Your task is to retype each line of the data below exactly.

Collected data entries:
>>>
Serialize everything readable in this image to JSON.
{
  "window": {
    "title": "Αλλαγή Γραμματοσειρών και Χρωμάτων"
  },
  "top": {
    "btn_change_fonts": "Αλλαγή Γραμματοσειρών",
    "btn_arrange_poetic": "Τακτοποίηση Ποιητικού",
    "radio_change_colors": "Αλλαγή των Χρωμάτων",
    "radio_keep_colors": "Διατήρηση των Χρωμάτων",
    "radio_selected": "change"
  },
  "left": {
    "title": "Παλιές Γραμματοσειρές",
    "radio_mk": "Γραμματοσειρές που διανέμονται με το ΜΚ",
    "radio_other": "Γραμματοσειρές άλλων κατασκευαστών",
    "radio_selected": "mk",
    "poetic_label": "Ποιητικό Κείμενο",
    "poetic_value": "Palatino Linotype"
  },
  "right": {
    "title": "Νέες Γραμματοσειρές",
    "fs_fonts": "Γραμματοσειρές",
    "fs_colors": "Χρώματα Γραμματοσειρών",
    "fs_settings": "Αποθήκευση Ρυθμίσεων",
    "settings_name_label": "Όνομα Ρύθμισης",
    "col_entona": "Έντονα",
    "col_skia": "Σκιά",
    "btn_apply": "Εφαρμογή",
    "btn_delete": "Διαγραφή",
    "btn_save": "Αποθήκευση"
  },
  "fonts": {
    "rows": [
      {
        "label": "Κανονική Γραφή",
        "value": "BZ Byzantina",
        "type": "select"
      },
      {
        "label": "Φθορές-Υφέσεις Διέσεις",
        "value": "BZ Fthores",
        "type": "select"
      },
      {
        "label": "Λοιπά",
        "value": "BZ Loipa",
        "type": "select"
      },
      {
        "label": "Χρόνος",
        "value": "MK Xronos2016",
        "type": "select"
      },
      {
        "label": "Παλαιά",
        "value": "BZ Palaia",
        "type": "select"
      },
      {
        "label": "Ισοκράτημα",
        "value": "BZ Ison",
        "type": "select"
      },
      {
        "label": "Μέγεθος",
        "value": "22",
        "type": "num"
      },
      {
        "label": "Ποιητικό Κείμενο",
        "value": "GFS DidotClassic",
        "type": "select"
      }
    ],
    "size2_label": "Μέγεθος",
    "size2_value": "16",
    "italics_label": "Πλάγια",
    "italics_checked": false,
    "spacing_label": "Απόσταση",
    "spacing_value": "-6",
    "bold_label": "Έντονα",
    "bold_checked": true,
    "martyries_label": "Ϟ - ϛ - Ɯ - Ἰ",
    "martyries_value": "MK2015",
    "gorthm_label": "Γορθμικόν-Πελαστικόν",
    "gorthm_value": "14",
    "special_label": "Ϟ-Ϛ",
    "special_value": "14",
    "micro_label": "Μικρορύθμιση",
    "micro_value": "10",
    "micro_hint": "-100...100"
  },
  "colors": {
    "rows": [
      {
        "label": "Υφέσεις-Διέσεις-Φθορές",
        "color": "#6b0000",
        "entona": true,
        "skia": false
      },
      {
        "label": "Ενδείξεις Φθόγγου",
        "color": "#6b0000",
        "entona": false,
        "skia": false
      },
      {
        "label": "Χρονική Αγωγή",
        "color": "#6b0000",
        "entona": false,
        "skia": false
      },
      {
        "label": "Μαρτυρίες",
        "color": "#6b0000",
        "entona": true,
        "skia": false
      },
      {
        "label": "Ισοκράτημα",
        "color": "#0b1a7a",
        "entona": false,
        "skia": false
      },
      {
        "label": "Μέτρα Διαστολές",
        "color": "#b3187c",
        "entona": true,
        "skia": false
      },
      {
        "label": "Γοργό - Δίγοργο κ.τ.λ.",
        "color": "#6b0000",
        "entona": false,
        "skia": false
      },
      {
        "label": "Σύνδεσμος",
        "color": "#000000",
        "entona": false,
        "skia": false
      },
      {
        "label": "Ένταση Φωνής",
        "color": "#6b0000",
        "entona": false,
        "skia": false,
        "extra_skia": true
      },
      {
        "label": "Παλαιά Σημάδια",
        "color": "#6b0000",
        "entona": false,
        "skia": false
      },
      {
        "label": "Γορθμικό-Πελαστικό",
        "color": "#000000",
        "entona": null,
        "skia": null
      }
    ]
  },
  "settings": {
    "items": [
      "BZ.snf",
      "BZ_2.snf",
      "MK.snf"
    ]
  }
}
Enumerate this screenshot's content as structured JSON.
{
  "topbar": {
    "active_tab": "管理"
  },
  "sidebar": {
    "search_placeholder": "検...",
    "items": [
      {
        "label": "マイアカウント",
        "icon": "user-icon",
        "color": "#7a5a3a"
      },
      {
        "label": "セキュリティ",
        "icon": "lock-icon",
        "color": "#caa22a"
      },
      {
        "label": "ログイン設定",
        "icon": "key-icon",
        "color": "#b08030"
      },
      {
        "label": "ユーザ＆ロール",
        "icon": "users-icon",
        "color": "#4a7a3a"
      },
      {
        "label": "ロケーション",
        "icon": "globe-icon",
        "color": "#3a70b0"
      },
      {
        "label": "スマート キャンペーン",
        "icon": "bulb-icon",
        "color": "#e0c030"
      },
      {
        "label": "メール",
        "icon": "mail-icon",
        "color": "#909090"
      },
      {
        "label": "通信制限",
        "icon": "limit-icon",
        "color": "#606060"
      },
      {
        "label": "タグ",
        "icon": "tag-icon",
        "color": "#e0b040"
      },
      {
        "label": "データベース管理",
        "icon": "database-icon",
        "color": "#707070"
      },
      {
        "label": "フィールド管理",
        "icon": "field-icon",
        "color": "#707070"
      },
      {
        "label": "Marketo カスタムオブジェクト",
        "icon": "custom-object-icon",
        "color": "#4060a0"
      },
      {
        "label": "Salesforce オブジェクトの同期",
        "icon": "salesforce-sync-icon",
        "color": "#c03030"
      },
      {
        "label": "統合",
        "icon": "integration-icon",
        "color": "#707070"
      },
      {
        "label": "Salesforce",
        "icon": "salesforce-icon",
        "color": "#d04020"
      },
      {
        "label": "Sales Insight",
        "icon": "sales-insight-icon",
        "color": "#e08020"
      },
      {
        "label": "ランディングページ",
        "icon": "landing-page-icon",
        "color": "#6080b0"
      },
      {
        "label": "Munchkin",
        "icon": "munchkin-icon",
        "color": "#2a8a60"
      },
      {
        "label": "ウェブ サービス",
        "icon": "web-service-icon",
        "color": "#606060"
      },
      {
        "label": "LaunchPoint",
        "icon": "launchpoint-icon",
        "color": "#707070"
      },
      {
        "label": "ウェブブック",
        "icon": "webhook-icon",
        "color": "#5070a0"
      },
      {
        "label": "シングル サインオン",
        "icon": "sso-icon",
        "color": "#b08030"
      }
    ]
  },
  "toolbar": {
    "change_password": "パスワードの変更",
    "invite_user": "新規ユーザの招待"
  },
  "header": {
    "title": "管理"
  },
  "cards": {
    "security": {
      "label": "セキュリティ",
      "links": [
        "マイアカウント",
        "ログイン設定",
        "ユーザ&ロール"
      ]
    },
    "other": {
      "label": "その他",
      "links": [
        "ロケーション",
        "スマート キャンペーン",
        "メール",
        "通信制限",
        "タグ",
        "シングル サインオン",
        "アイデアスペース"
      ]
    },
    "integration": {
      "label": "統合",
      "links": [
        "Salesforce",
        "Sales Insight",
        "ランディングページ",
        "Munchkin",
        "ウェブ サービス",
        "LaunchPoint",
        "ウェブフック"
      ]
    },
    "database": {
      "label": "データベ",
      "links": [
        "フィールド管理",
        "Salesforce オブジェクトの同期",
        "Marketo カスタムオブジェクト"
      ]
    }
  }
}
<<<
EXERCISE RESPONSE -
Serialize everything readable in this image to JSON.
{
  "window": {
    "title": "Αλλαγή Γραμματοσειρών και Χρωμάτων"
  },
  "top": {
    "btn_change_fonts": "Αλλαγή Γραμματοσειρών",
    "btn_arrange_poetic": "Τακτοποίηση Ποιητικού",
    "radio_change_colors": "Αλλαγή των Χρωμάτων",
    "radio_keep_colors": "Διατήρηση των Χρωμάτων",
    "radio_selected": "change"
  },
  "left": {
    "title": "Παλιές Γραμματοσειρές",
    "radio_mk": "Γραμματοσειρές που διανέμονται με το ΜΚ",
    "radio_other": "Γραμματοσειρές άλλων κατασκευαστών",
    "radio_selected": "mk",
    "poetic_label": "Ποιητικό Κείμενο",
    "poetic_value": "Palatino Linotype"
  },
  "right": {
    "title": "Νέες Γραμματοσειρές",
    "fs_fonts": "Γραμματοσειρές",
    "fs_colors": "Χρώματα Γραμματοσειρών",
    "fs_settings": "Αποθήκευση Ρυθμίσεων",
    "settings_name_label": "Όνομα Ρύθμισης",
    "col_entona": "Έντονα",
    "col_skia": "Σκιά",
    "btn_apply": "Εφαρμογή",
    "btn_delete": "Διαγραφή",
    "btn_save": "Αποθήκευση"
  },
  "fonts": {
    "rows": [
      {
        "label": "Κανονική Γραφή",
        "value": "BZ Byzantina",
        "type": "select"
      },
      {
        "label": "Φθορές-Υφέσεις Διέσεις",
        "value": "BZ Fthores",
        "type": "select"
      },
      {
        "label": "Λοιπά",
        "value": "BZ Loipa",
        "type": "select"
      },
      {
        "label": "Χρόνος",
        "value": "MK Xronos2016",
        "type": "select"
      },
      {
        "label": "Παλαιά",
        "value": "BZ Palaia",
        "type": "select"
      },
      {
        "label": "Ισοκράτημα",
        "value": "BZ Ison",
        "type": "select"
      },
      {
        "label": "Μέγεθος",
        "value": "22",
        "type": "num"
      },
      {
        "label": "Ποιητικό Κείμενο",
        "value": "GFS DidotClassic",
        "type": "select"
      }
    ],
    "size2_label": "Μέγεθος",
    "size2_value": "16",
    "italics_label": "Πλάγια",
    "italics_checked": false,
    "spacing_label": "Απόσταση",
    "spacing_value": "-6",
    "bold_label": "Έντονα",
    "bold_checked": true,
    "martyries_label": "Ϟ - ϛ - Ɯ - Ἰ",
    "martyries_value": "MK2015",
    "gorthm_label": "Γορθμικόν-Πελαστικόν",
    "gorthm_value": "14",
    "special_label": "Ϟ-Ϛ",
    "special_value": "14",
    "micro_label": "Μικρορύθμιση",
    "micro_value": "10",
    "micro_hint": "-100...100"
  },
  "colors": {
    "rows": [
      {
        "label": "Υφέσεις-Διέσεις-Φθορές",
        "color": "#6b0000",
        "entona": true,
        "skia": false
      },
      {
        "label": "Ενδείξεις Φθόγγου",
        "color": "#6b0000",
        "entona": false,
        "skia": false
      },
      {
        "label": "Χρονική Αγωγή",
        "color": "#6b0000",
        "entona": false,
        "skia": false
      },
      {
        "label": "Μαρτυρίες",
        "color": "#6b0000",
        "entona": true,
        "skia": false
      },
      {
        "label": "Ισοκράτημα",
        "color": "#0b1a7a",
        "entona": false,
        "skia": false
      },
      {
        "label": "Μέτρα Διαστολές",
        "color": "#b3187c",
        "entona": true,
        "skia": false
      },
      {
        "label": "Γοργό - Δίγοργο κ.τ.λ.",
        "color": "#6b0000",
        "entona": false,
        "skia": false
      },
      {
        "label": "Σύνδεσμος",
        "color": "#000000",
        "entona": false,
        "skia": false
      },
      {
        "label": "Ένταση Φωνής",
        "color": "#6b0000",
        "entona": false,
        "skia": false,
        "extra_skia": true
      },
      {
        "label": "Παλαιά Σημάδια",
        "color": "#6b0000",
        "entona": false,
        "skia": false
      },
      {
        "label": "Γορθμικό-Πελαστικό",
        "color": "#000000",
        "entona": null,
        "skia": null
      }
    ]
  },
  "settings": {
    "items": [
      "BZ.snf",
      "BZ_2.snf",
      "MK.snf"
    ]
  }
}
Enumerate this screenshot's content as structured JSON.
{
  "topbar": {
    "active_tab": "管理"
  },
  "sidebar": {
    "search_placeholder": "検...",
    "items": [
      {
        "label": "マイアカウント",
        "icon": "user-icon",
        "color": "#7a5a3a"
      },
      {
        "label": "セキュリティ",
        "icon": "lock-icon",
        "color": "#caa22a"
      },
      {
        "label": "ログイン設定",
        "icon": "key-icon",
        "color": "#b08030"
      },
      {
        "label": "ユーザ＆ロール",
        "icon": "users-icon",
        "color": "#4a7a3a"
      },
      {
        "label": "ロケーション",
        "icon": "globe-icon",
        "color": "#3a70b0"
      },
      {
        "label": "スマート キャンペーン",
        "icon": "bulb-icon",
        "color": "#e0c030"
      },
      {
        "label": "メール",
        "icon": "mail-icon",
        "color": "#909090"
      },
      {
        "label": "通信制限",
        "icon": "limit-icon",
        "color": "#606060"
      },
      {
        "label": "タグ",
        "icon": "tag-icon",
        "color": "#e0b040"
      },
      {
        "label": "データベース管理",
        "icon": "database-icon",
        "color": "#707070"
      },
      {
        "label": "フィールド管理",
        "icon": "field-icon",
        "color": "#707070"
      },
      {
        "label": "Marketo カスタムオブジェクト",
        "icon": "custom-object-icon",
        "color": "#4060a0"
      },
      {
        "label": "Salesforce オブジェクトの同期",
        "icon": "salesforce-sync-icon",
        "color": "#c03030"
      },
      {
        "label": "統合",
        "icon": "integration-icon",
        "color": "#707070"
      },
      {
        "label": "Salesforce",
        "icon": "salesforce-icon",
        "color": "#d04020"
      },
      {
        "label": "Sales Insight",
        "icon": "sales-insight-icon",
        "color": "#e08020"
      },
      {
        "label": "ランディングページ",
        "icon": "landing-page-icon",
        "color": "#6080b0"
      },
      {
        "label": "Munchkin",
        "icon": "munchkin-icon",
        "color": "#2a8a60"
      },
      {
        "label": "ウェブ サービス",
        "icon": "web-service-icon",
        "color": "#606060"
      },
      {
        "label": "LaunchPoint",
        "icon": "launchpoint-icon",
        "color": "#707070"
      },
      {
        "label": "ウェブブック",
        "icon": "webhook-icon",
        "color": "#5070a0"
      },
      {
        "label": "シングル サインオン",
        "icon": "sso-icon",
        "color": "#b08030"
      }
    ]
  },
  "toolbar": {
    "change_password": "パスワードの変更",
    "invite_user": "新規ユーザの招待"
  },
  "header": {
    "title": "管理"
  },
  "cards": {
    "security": {
      "label": "セキュリティ",
      "links": [
        "マイアカウント",
        "ログイン設定",
        "ユーザ&ロール"
      ]
    },
    "other": {
      "label": "その他",
      "links": [
        "ロケーション",
        "スマート キャンペーン",
        "メール",
        "通信制限",
        "タグ",
        "シングル サインオン",
        "アイデアスペース"
      ]
    },
    "integration": {
      "label": "統合",
      "links": [
        "Salesforce",
        "Sales Insight",
        "ランディングページ",
        "Munchkin",
        "ウェブ サービス",
        "LaunchPoint",
        "ウェブフック"
      ]
    },
    "database": {
      "label": "データベ",
      "links": [
        "フィールド管理",
        "Salesforce オブジェクトの同期",
        "Marketo カスタムオブジェクト"
      ]
    }
  }
}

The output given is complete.